Lance A. Liotta, Ph.D., M.D.

Deputy Director for Intramural Research, July 6, 1992 - August 1993

Dr. Liotta was named NIH deputy director for intramural research and training on July 6, 1992. He joined the Office of the Director after simultaneously serving since 1982 in three NCI Laboratory of Pathology positions: chief, tumor invasion and metastases section; lab chief; and codirector, Anatomic Pathology Residency Program.

He earned his A.B. degree in general science and biology from Hiram College in Ohio, followed by his Ph.D. in biomedical engineering and biomathematics from Case Western Reserve University. In 1976 he earned his M.D. from Case Western and joined NIH as a PHS resident physician in the NCI Laboratory of Pathology.

Dr. Liotta has devoted his career to the study of cancer invasion and metastasis, the major cause of cancer treatment failure. He was one of the first scientists to investigate this process at the molecular level. In 1975 he proposed that tumor cell attachment and degradation of the basement membrane (a collagenous sheath that surrounds epithelial ducts, blood vessels and nerves, and separates tissue compartments) was crucial to invasion and metastasis.

He found that disruption of the basement membrane is the general hallmark of the transition from in situ to invasive cancer for all human epithelial cancers. He discovered metallo-proteinases produced by tumor cells that degrade the metastasis; TIMP-2 (Dr. William Stetler-Stevenson), a new protein that inhibits invasion and angiogenesis; laminin-binding proteins (Dr. Mark Sobel) that mediate tumor cell attachment; and autotaxin (Dr. Mary Stracke), a protein that profoundly stimulates motility.
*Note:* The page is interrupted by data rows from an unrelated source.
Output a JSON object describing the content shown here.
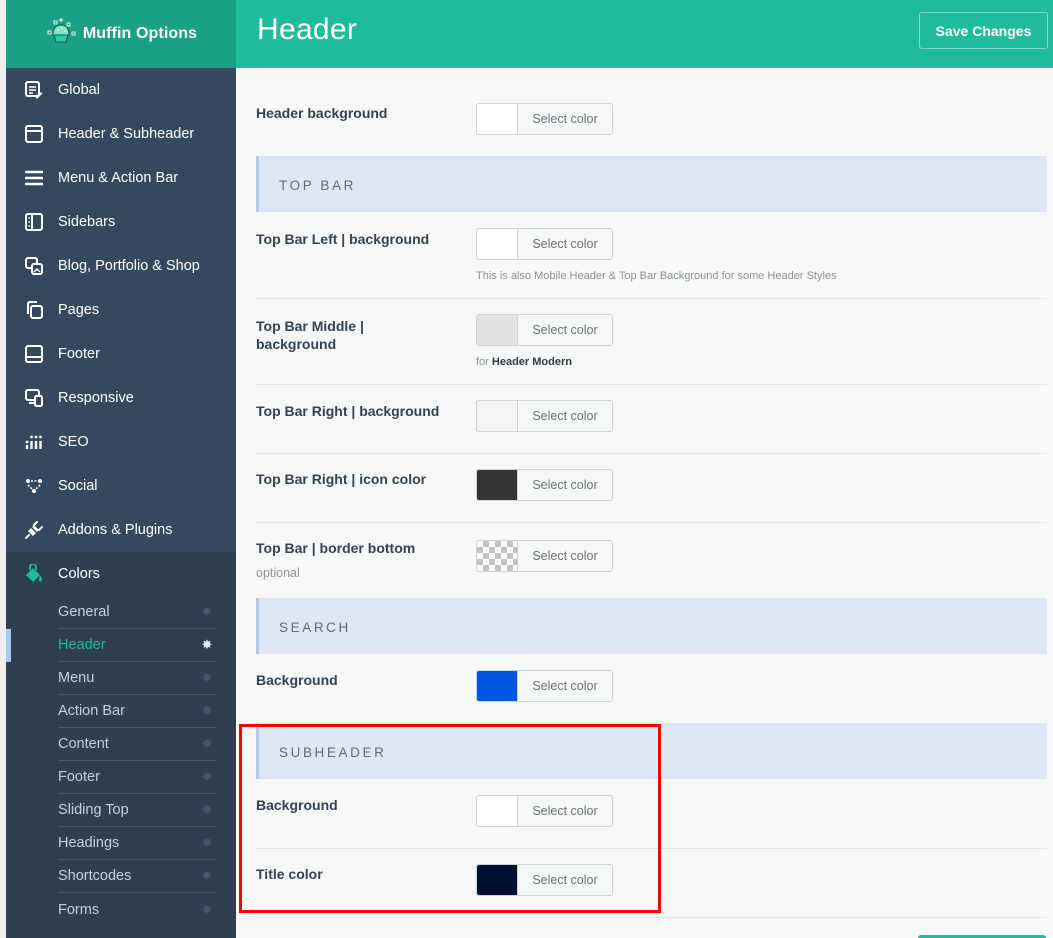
{
  "brand": {
    "name": "Muffin Options",
    "icon": "muffin-icon"
  },
  "header": {
    "title": "Header",
    "save_label": "Save Changes"
  },
  "sidebar": {
    "items": [
      {
        "label": "Global",
        "icon": "global-edit-icon"
      },
      {
        "label": "Header & Subheader",
        "icon": "header-window-icon"
      },
      {
        "label": "Menu & Action Bar",
        "icon": "menu-bars-icon"
      },
      {
        "label": "Sidebars",
        "icon": "sidebar-layout-icon"
      },
      {
        "label": "Blog, Portfolio & Shop",
        "icon": "blog-media-icon"
      },
      {
        "label": "Pages",
        "icon": "pages-copy-icon"
      },
      {
        "label": "Footer",
        "icon": "footer-layout-icon"
      },
      {
        "label": "Responsive",
        "icon": "responsive-devices-icon"
      },
      {
        "label": "SEO",
        "icon": "seo-bars-icon"
      },
      {
        "label": "Social",
        "icon": "social-network-icon"
      },
      {
        "label": "Addons & Plugins",
        "icon": "plug-icon"
      },
      {
        "label": "Colors",
        "icon": "paint-bucket-icon",
        "active": true
      }
    ],
    "colors_submenu": [
      {
        "label": "General"
      },
      {
        "label": "Header",
        "current": true
      },
      {
        "label": "Menu"
      },
      {
        "label": "Action Bar"
      },
      {
        "label": "Content"
      },
      {
        "label": "Footer"
      },
      {
        "label": "Sliding Top"
      },
      {
        "label": "Headings"
      },
      {
        "label": "Shortcodes"
      },
      {
        "label": "Forms"
      }
    ]
  },
  "picker_label": "Select color",
  "fields": {
    "header_background": {
      "label": "Header background",
      "color": "#ffffff"
    },
    "top_bar_section": "TOP BAR",
    "top_bar_left": {
      "label": "Top Bar Left | background",
      "color": "#ffffff",
      "hint": "This is also Mobile Header & Top Bar Background for some Header Styles"
    },
    "top_bar_middle": {
      "label": "Top Bar Middle | background",
      "color": "#e2e2e2",
      "hint_prefix": "for",
      "hint_bold": "Header Modern"
    },
    "top_bar_right_bg": {
      "label": "Top Bar Right | background",
      "color": "#f4f4f4"
    },
    "top_bar_right_icon": {
      "label": "Top Bar Right | icon color",
      "color": "#333333"
    },
    "top_bar_border": {
      "label": "Top Bar | border bottom",
      "sublabel": "optional",
      "color": "transparent"
    },
    "search_section": "SEARCH",
    "search_background": {
      "label": "Background",
      "color": "#0056e0"
    },
    "subheader_section": "SUBHEADER",
    "subheader_background": {
      "label": "Background",
      "color": "#ffffff"
    },
    "subheader_title": {
      "label": "Title color",
      "color": "#001034"
    }
  },
  "colors": {
    "brand": "#19a085",
    "topbar": "#1dbc9c",
    "sidebar": "#34495e",
    "active_text": "#1fbc9c",
    "highlight": "#ff0000"
  }
}
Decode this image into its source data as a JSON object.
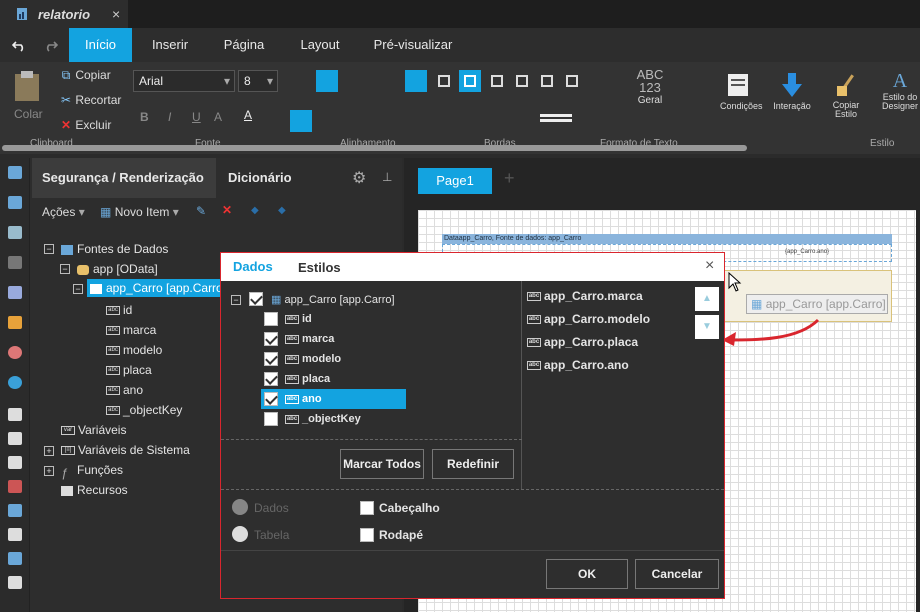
{
  "doc_tab": {
    "title": "relatorio",
    "close": "×"
  },
  "ribbon_tabs": [
    "Início",
    "Inserir",
    "Página",
    "Layout",
    "Pré-visualizar"
  ],
  "clipboard": {
    "paste": "Colar",
    "copy": "Copiar",
    "cut": "Recortar",
    "delete": "Excluir",
    "group": "Clipboard"
  },
  "font": {
    "family": "Arial",
    "size": "8",
    "group": "Fonte"
  },
  "groups": {
    "align": "Alinhamento",
    "borders": "Bordas",
    "textformat": "Formato de Texto",
    "style": "Estilo"
  },
  "format_block": {
    "abc": "ABC",
    "num": "123",
    "label": "Geral"
  },
  "big_buttons": {
    "conditions": "Condições",
    "interaction": "Interação",
    "copy_style": "Copiar Estilo",
    "designer_style": "Estilo do Designer"
  },
  "panel": {
    "tab1": "Segurança / Renderização",
    "tab2": "Dicionário",
    "actions": "Ações",
    "new_item": "Novo Item"
  },
  "tree": {
    "datasources": "Fontes de Dados",
    "app": "app [OData]",
    "table": "app_Carro [app.Carro]",
    "fields": [
      "id",
      "marca",
      "modelo",
      "placa",
      "ano",
      "_objectKey"
    ],
    "variables": "Variáveis",
    "sysvars": "Variáveis de Sistema",
    "functions": "Funções",
    "resources": "Recursos"
  },
  "page_tab": "Page1",
  "design": {
    "header_text": "Dataapp_Carro, Fonte de dados: app_Carro",
    "field_text": "{app_Carro.ano}",
    "drag_label": "app_Carro [app.Carro]"
  },
  "dialog": {
    "tab1": "Dados",
    "tab2": "Estilos",
    "close": "×",
    "table": "app_Carro [app.Carro]",
    "fields": [
      "id",
      "marca",
      "modelo",
      "placa",
      "ano",
      "_objectKey"
    ],
    "checked": [
      false,
      true,
      true,
      true,
      true,
      false
    ],
    "selected": [
      "app_Carro.marca",
      "app_Carro.modelo",
      "app_Carro.placa",
      "app_Carro.ano"
    ],
    "mark_all": "Marcar Todos",
    "reset": "Redefinir",
    "radio_data": "Dados",
    "radio_table": "Tabela",
    "header_cb": "Cabeçalho",
    "footer_cb": "Rodapé",
    "ok": "OK",
    "cancel": "Cancelar"
  },
  "colors": {
    "accent": "#13a3e0",
    "dialog_border": "#d9262e"
  }
}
Dr. Liotta's group also developed the first synthetic compound (CAI) (Dr. Elise Kohn) that blocks cancer metastasis growth by inhibiting selected signal transduction pathways. CAI has now entered clinical phase I trials under support from the Division of Cancer Treatment.

He is a member of the International Metastasis Research Society, American Association for Cancer Research, American Association of Pathologists, American Society of Cell Biology, American Society for Clinical Investigation, and the International Academy of Pathology.

Dr. Liotta has received numerous awards including three PHS Commissioned Corps Medals, the Arthur S. Flemming Award, the Warner Lambert/Parke Davis Award, the Josef Steiner Prize, and the Lil Gruber Research Award. He holds more than 30 patents for his work.

This page last reviewed on August 7, 2015